Interview with Peter Pan by Lea Dlugosch, San Diego 2017.
Why did you start working Disney World?
I was 15 years old. My mother saw an ad in a newspaper, they were looking for skateboarders and performers. At that time, skateboarding was all I did. Every day, every hour. I was obsessive. And I didn’t really care about much else. But it was nice to have a little bit of money, while doing this and hanging out with my friends who worked there as well.
I had a different perspective, as I never went to Disney World up til then, my parents didn’t have money and I was not familiar with the characters.
I don’t think I had ever seen one Disney movie. I remember really liking Tom & Jerry.
Do you recall your first day in your new job?
I was very excited about it. We received the full training. They pour Pixie Dust onto you. You’re not an employee, you are a cast member. You are part of the show, you are performing. There is a certain truth to that.
I have such a different impression of that stuff, because I didn’t grow up with it and then suddenly I was backstage 100 % a Disney person. Putting on a show that I never watched.
It must have felt quite corporate to a teenager who has never had another job before.
I was there at a time when it was still not corporate at all; it felt like a family, and quite authentic. People have been critical about Disney World forever.
I always tripped on that, because that is the reason Disney made it. He created a vision of how life could be or should be. Do you think Disney didn’t know the world was screwed up? Of course he knew that. But he wanted to paint a different kind of picture for people to look at.
The company was genuinely trying to make the cast members happy. You don’t see that now. I was working there part time by the early 2000s and I was seeing a real change. At this point Disney World is a huge corporate company. Maybe not quite as bad as working at Wells Fargo. But still a big business.

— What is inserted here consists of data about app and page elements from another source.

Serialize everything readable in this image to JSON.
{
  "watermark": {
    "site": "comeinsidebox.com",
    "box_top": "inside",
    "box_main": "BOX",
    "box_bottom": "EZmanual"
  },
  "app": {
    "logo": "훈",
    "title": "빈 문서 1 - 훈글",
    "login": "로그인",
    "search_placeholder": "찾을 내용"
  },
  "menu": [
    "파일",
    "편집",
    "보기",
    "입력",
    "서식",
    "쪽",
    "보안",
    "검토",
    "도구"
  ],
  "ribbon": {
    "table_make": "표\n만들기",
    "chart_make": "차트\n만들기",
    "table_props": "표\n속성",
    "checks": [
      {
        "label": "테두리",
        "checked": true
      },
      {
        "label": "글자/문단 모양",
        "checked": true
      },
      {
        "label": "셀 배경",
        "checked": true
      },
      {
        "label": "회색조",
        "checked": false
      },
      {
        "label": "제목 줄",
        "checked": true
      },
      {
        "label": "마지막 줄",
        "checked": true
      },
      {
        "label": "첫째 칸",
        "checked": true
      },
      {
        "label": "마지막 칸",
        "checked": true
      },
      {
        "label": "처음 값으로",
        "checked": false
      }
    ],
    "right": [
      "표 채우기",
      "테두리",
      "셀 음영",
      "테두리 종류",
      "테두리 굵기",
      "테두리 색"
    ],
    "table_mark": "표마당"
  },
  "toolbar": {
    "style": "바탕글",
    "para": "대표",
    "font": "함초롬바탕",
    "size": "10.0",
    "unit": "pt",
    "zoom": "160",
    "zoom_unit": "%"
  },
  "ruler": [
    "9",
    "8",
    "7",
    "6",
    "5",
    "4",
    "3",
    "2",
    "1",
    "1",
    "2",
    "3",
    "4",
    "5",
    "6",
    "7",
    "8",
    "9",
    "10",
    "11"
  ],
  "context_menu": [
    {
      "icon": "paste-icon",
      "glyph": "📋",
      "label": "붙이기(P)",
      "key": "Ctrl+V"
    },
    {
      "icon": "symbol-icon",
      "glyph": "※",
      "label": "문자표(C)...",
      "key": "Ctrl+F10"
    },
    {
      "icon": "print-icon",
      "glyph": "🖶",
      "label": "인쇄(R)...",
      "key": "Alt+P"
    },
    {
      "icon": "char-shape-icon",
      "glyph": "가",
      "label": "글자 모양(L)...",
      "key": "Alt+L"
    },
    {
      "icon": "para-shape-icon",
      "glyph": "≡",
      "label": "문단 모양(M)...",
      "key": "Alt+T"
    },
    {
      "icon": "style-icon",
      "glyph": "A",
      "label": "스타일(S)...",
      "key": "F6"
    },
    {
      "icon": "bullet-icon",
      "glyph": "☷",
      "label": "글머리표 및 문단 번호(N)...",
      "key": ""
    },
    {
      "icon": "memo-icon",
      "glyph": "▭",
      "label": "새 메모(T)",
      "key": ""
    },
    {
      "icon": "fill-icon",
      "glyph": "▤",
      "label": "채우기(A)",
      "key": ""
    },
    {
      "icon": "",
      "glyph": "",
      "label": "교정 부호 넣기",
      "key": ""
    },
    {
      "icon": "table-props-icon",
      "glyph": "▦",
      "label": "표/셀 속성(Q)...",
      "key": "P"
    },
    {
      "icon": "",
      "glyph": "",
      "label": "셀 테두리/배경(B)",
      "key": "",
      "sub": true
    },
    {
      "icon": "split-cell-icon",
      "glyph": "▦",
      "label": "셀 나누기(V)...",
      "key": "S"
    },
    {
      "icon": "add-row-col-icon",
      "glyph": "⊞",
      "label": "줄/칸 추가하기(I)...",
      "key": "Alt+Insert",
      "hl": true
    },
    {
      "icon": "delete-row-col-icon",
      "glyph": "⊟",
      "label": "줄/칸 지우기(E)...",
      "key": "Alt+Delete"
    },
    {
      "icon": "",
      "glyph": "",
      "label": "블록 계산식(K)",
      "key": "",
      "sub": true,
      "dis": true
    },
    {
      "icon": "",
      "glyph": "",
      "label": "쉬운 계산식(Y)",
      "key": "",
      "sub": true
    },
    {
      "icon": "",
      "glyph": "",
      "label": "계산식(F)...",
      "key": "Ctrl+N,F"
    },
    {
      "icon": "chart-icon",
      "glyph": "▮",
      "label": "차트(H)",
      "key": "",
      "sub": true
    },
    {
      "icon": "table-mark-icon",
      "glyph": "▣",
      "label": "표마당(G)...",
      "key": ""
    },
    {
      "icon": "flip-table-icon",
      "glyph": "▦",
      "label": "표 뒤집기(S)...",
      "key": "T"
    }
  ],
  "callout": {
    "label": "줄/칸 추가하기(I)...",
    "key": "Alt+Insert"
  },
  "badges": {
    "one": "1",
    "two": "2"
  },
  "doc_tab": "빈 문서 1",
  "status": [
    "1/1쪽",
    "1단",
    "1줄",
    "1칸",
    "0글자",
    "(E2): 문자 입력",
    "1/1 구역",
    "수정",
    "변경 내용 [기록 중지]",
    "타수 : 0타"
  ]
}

Sounds like you genuinely enjoyed working there.
You go out there and even though it is a lot of work and it can be really hot and physically demanding, you have an amazing interaction. The kids freak out. They are running up to you with excitement. It was a show but it was pretty genuine. We loved being that character. It wasn’t a lie.
As a Chipmunk, I went out to the park and I was being mischievous. The guests could see you like that. You were in fact becoming a naughty chipmunk.
These days, Chipmunks are led out by an escort and taken to their spot, because it is so crowded and it has to be efficient.
You also see the difference in the kids. They move on quickly, some don’t even say goodbye.
That seems to be our current culture. Selena Gomez, Justin Bieber and the Instagram mentality. In a way, Disney World feels more real in comparison. Did you ever feel like Disney inhibits creativity in kids?
I am convinced of the opposite. I don’t think anything could be more inspiring. Walt Disney knew what he was doing. It may not be your taste. But the experience is still professional and well designed.
For the Magic Kingdom, they built a tunnel system. So, when you are walking through Disneyland on Main Street USA, the second floor consists of a labyrinth of tunnels. If you are working in Frontier Land and you are wearing your cowboy outfit, this system enables you to pop out right where your job is. Same goes for the logistics, food and merchandise.
Disney World in Florida functions like a state. You have entered Disney World for a while before you get to the actual theme parkThere was a big tunnel entrance at the parking lot. You cannot see it as a guest. It is right behind the Magic Castle.
How did you behave as your specific character?
I remember going out there for the first time, thinking: “Oh my god, I’m a Disney character now”. You really are a Chipmunk, you never break the role. It takes a week of training. Everything is larger than life so you change your movement. It’s basic Pantomime. Eventually you become that character.
Peter Pan was a face role, because I was allowed to talk to people. I have always been a clown. That is what Peter Pan is, too. I did not even have to change for it. It was just me.
Did a kid ever look under the costume’s cover?
It happens every once in a while. One time I was Pinocchio on waterskiis in the park. I skiied on a slide. At a big drop my head just went flying. I was left with the rest of the costume and my own head. Pinocchios head was gone. It felt slightly weird.
This interview is part of the group show PARK, on view from July 21 - September 03, 2017, Galerie im Turm, Berlin.
Image: Kathrin Günter, Celebrity Tarot, currently on view at Galerie im Turm.